* **Work instruction**
Find the string "title" in the records. Copy every line it appears in.

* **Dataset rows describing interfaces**
☆ ☆ ☆ ☆ ☆ ☆ ☆

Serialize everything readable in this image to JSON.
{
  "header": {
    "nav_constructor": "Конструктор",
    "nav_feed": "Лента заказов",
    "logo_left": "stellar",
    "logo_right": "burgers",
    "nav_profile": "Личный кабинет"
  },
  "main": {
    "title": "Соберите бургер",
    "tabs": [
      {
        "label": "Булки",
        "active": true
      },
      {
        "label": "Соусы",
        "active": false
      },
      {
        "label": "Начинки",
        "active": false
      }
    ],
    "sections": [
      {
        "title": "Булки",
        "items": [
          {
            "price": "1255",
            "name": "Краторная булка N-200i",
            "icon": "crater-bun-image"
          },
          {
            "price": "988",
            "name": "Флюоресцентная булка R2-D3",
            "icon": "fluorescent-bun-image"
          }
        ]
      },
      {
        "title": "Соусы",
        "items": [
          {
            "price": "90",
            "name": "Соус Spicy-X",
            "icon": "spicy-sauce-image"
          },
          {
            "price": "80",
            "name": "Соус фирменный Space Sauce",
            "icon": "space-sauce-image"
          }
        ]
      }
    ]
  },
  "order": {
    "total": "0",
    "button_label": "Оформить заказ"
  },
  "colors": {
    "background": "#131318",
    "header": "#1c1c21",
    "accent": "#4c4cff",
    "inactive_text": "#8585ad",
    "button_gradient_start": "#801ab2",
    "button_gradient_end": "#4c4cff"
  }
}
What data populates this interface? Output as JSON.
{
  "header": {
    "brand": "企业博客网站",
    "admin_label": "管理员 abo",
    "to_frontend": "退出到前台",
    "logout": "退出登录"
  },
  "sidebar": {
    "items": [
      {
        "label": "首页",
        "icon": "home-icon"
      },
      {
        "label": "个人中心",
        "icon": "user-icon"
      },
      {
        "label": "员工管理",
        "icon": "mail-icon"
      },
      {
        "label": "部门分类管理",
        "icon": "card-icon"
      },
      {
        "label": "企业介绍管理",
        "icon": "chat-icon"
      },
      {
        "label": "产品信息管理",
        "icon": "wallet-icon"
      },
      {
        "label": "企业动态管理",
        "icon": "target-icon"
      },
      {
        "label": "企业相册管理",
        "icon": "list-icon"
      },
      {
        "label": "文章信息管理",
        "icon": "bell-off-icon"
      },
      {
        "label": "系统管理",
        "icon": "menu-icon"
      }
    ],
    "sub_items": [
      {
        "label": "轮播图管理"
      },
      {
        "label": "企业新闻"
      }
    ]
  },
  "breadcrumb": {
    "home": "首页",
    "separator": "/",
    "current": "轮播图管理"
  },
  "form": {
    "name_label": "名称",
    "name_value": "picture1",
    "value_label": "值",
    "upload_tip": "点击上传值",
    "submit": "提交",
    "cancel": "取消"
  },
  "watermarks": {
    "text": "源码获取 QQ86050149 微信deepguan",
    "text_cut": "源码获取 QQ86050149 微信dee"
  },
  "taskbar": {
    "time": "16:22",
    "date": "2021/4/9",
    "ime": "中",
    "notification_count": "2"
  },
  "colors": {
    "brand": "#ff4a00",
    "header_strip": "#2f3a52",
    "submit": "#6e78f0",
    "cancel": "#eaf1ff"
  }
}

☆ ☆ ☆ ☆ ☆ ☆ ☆

* **Response**
    "title": "Соберите бургер",
        "title": "Булки",
        "title": "Соусы",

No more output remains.